::: Records provided

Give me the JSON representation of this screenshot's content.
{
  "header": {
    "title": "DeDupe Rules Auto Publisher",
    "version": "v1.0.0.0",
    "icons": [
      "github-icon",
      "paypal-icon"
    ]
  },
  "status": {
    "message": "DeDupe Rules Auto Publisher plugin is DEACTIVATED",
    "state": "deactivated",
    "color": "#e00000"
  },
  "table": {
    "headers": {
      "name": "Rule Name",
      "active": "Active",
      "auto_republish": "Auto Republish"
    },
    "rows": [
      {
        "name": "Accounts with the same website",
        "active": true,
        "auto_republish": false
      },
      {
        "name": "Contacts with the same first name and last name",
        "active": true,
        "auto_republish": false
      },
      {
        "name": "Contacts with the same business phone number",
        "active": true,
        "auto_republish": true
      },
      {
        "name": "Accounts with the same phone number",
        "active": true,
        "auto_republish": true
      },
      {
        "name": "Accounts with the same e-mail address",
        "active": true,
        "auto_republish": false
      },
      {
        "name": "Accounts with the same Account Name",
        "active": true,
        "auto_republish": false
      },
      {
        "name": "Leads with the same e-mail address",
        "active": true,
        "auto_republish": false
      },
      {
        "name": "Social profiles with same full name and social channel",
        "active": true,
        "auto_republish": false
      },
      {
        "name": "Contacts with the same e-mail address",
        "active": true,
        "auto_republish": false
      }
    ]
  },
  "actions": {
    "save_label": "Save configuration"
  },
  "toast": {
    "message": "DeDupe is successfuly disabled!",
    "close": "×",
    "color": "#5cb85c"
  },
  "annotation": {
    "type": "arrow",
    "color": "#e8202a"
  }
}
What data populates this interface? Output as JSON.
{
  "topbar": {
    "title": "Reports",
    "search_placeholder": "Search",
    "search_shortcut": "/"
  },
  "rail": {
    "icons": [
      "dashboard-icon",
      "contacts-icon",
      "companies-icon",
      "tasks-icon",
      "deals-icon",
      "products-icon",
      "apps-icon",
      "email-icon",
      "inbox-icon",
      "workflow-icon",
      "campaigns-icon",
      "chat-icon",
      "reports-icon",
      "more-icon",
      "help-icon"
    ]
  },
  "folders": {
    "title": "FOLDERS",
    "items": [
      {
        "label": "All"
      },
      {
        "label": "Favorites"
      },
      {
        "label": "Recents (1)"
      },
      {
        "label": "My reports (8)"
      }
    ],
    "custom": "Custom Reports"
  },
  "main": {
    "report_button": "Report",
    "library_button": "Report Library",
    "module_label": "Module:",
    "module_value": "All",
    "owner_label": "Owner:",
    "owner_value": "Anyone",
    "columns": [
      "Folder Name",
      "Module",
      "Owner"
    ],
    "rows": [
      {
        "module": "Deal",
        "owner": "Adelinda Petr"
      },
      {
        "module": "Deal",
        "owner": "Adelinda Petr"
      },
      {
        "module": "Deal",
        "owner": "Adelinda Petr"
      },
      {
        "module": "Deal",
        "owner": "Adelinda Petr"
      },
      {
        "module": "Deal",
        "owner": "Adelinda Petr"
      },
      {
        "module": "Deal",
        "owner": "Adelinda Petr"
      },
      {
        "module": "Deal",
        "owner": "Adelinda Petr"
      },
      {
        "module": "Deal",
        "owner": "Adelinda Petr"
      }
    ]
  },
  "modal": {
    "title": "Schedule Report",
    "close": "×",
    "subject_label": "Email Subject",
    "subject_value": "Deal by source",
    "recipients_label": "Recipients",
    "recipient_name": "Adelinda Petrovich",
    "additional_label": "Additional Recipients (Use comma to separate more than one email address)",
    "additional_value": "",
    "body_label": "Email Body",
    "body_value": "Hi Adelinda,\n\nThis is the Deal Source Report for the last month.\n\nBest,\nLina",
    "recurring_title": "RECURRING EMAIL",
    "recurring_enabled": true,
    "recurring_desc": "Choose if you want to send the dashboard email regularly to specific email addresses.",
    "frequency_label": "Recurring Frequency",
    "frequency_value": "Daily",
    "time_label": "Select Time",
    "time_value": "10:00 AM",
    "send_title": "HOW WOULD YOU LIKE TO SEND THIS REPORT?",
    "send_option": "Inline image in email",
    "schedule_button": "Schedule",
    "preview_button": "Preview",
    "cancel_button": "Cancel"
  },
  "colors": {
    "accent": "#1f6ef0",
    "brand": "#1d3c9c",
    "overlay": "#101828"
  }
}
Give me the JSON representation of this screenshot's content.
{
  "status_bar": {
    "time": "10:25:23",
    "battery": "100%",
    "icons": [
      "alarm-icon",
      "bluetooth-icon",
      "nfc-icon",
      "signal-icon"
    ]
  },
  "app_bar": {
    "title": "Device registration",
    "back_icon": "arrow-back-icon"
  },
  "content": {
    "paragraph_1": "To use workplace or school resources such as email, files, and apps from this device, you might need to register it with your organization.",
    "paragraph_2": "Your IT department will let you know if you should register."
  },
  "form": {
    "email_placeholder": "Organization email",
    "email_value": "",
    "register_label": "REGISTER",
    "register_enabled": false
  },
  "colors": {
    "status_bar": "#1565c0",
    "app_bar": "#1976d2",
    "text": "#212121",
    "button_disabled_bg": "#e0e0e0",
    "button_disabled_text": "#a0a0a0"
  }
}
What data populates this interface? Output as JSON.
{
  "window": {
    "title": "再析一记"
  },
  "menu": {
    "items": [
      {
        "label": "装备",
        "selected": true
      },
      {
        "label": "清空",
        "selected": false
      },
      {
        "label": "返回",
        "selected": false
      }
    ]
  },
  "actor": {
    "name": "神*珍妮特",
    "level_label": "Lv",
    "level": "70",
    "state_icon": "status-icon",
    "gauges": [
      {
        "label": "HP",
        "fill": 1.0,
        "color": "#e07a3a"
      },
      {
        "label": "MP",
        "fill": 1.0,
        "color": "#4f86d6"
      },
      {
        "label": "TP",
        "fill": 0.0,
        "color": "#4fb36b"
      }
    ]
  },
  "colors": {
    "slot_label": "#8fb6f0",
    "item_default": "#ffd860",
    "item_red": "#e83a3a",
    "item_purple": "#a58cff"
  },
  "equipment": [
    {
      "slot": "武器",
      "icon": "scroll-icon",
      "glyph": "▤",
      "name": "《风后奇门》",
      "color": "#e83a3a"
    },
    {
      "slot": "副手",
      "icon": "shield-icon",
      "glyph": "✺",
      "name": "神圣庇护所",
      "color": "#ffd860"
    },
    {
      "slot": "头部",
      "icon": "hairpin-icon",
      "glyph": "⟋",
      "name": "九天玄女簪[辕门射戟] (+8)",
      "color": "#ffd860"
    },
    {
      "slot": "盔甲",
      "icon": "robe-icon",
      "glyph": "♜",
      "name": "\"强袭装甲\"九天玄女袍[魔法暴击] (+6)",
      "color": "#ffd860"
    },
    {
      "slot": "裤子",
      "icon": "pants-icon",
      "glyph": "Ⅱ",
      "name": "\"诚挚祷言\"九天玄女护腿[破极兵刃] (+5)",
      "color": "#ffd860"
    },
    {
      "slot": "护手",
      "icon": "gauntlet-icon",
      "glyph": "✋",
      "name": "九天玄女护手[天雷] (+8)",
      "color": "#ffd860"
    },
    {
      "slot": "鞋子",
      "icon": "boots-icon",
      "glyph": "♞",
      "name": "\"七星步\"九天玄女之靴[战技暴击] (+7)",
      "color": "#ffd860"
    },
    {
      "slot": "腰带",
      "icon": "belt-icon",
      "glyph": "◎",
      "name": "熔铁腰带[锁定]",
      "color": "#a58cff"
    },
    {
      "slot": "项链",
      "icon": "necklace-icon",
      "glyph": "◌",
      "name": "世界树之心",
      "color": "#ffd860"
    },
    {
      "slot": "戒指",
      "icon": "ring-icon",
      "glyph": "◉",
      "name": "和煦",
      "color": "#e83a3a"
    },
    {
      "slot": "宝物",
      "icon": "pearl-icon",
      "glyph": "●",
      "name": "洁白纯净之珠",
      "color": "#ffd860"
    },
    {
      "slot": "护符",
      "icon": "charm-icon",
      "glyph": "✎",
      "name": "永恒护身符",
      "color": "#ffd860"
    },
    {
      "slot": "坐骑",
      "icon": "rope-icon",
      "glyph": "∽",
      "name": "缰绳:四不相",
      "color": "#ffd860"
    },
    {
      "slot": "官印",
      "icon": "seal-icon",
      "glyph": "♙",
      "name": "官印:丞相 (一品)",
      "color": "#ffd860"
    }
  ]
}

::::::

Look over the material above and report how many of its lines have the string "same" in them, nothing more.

Task output
9